Website Attacks – Prepare, Automate, Alert, and Report
It’s common these days for your website to be attacked – usually you won’t even be aware of it, and if it’s a static site, it’s rarely an issue. But let’s face it, these days most sites have dynamic content. Think about all the dynamic content platforms such as WordPress, Drupal, Wix, Ghost, Joomla, and also the countless frameworks for rapid development such as Angular, CakePHP, Laravel, Django, Bootstrap, etc. and unless you are prepared beforehand, an attack can be very damaging not just to your website, but your company’s image, emailing ability, and possibly much more.
First and foremost, Security protocols should be in place. Limit the attack vectors and you limit the ability for any attack to be successful. There are standard things that should be done, and then additional steps that should be taken depending on the type of site or platform.
Second, Automation. The processes should be automated as much as possible so you don’t have to deal with them on a regular basis. IP banning, user lockouts, etc should all be automatic and set very strict for any admin accounts.
Third, Alerting. When you are attacked, you should have a process in place to identify if the attack was successful, and if so, what to do about it. There should be a system constantly watching for issues and when they are identified alerting you to them.

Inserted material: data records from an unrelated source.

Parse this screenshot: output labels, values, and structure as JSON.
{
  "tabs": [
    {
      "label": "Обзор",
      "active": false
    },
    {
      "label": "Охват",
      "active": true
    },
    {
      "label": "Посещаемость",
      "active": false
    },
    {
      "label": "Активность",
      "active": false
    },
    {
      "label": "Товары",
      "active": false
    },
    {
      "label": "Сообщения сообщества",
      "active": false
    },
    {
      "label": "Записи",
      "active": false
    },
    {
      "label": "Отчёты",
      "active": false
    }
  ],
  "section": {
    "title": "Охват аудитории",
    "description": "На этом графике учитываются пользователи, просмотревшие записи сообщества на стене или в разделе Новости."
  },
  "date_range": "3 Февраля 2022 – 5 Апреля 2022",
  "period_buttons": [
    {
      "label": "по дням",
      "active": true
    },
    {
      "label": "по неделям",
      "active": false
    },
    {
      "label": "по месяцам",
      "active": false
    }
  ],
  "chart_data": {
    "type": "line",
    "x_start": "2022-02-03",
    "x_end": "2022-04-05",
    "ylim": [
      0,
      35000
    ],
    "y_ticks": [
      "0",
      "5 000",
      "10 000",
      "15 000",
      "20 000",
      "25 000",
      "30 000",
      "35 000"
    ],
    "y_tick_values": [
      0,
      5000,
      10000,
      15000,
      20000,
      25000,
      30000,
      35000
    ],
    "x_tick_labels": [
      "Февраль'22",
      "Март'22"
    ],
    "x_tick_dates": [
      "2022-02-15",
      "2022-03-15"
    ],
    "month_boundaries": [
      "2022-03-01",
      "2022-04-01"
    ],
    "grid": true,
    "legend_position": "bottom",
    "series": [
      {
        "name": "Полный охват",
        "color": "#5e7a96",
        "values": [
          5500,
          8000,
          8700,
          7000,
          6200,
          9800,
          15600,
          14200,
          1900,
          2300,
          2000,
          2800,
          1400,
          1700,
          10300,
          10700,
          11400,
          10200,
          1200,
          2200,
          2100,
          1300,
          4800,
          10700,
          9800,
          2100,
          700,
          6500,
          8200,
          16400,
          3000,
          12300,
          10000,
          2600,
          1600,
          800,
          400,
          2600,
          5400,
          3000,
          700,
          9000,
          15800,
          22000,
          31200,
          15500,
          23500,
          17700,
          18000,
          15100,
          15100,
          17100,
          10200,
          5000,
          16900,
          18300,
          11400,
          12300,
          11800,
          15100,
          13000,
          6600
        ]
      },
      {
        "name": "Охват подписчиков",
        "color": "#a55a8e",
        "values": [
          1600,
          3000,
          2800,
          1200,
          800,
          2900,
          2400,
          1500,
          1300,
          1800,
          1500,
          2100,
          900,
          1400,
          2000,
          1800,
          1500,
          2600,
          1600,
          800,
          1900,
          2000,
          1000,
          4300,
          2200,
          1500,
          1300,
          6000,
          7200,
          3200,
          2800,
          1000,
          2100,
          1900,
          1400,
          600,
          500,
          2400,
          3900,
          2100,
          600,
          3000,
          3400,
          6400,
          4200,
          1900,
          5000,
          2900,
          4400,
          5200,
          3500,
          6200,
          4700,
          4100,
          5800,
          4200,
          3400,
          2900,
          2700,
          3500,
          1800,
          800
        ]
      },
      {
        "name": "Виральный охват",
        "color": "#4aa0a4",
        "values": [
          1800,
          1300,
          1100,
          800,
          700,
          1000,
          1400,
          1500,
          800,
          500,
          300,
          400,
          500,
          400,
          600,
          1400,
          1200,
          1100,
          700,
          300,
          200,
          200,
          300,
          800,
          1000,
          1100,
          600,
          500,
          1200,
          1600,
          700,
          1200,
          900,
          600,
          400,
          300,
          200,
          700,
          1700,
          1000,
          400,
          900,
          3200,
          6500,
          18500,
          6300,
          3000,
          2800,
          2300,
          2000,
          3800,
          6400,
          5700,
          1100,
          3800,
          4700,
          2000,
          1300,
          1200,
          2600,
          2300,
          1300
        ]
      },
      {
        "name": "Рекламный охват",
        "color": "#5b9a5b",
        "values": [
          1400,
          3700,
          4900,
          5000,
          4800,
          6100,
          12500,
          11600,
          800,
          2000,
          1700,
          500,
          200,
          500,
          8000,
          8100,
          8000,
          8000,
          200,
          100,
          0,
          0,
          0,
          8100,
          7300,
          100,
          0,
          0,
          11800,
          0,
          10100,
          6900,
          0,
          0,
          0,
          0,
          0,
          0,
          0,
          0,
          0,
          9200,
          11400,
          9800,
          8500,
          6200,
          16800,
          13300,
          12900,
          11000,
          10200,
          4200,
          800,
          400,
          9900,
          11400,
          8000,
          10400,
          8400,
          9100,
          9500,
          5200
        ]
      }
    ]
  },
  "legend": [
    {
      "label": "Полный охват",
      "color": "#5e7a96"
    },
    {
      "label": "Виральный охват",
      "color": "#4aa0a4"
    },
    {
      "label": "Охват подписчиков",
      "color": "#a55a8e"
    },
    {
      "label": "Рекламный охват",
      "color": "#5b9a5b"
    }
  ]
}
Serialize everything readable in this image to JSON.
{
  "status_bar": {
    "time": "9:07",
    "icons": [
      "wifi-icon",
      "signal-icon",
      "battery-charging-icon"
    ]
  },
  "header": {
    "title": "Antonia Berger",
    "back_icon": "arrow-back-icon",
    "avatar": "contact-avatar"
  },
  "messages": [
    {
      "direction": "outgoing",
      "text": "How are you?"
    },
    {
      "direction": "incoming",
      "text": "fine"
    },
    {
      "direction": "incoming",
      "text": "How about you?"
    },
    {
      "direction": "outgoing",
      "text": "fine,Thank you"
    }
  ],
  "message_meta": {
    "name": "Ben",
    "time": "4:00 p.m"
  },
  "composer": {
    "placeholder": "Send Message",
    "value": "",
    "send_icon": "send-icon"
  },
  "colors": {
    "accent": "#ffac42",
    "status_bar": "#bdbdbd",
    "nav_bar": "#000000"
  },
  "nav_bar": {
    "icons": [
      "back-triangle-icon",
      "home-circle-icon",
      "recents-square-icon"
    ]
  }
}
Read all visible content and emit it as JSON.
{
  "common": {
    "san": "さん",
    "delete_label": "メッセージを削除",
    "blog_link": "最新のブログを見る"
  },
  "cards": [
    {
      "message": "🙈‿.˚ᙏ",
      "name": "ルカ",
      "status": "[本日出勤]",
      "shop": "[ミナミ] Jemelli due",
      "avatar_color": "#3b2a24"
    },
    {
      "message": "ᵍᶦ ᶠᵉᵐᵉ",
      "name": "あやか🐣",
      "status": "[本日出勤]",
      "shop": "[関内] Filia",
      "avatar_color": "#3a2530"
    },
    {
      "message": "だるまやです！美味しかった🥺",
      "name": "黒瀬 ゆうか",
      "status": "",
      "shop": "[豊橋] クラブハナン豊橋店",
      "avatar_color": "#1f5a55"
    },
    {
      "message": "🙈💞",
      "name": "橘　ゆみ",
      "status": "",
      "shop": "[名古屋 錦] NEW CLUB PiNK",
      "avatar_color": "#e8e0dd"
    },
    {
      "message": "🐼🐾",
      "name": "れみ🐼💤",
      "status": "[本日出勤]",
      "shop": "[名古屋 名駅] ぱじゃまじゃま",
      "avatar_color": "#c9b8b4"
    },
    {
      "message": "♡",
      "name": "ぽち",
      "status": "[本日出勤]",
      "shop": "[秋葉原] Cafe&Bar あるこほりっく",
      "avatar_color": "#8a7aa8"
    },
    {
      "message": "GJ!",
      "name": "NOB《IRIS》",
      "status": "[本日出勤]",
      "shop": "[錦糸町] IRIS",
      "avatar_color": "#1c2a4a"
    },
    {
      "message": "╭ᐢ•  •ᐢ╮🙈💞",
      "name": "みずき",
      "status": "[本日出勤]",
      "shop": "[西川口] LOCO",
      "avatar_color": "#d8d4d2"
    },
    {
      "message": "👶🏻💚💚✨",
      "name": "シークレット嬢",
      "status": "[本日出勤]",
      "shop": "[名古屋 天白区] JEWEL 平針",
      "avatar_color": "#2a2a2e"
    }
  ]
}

Finally, Reporting. When you are attacked, it’s typically going to be from a compromised server. So by reporting the attack, you alert the admin of the server to the compromised machine. Also by reporting, you let the service provider know their customer either has a compromised machine or in rare cases is the attacker and they can then disable the customer’s services. But how to know who to report the abuse to? From the alert, you will have the IP address, and can use Who Is My ISP to identify the IP, then simply google the ISP’s name and the words “report abuse”, or if you know the ISP’s domain name (like ohv.com), use Abuse.net to lookup their abuse reporting email address. You should then provide the following: Source IP, Destination IP, Date and Time, Timezone, and logs which show the event.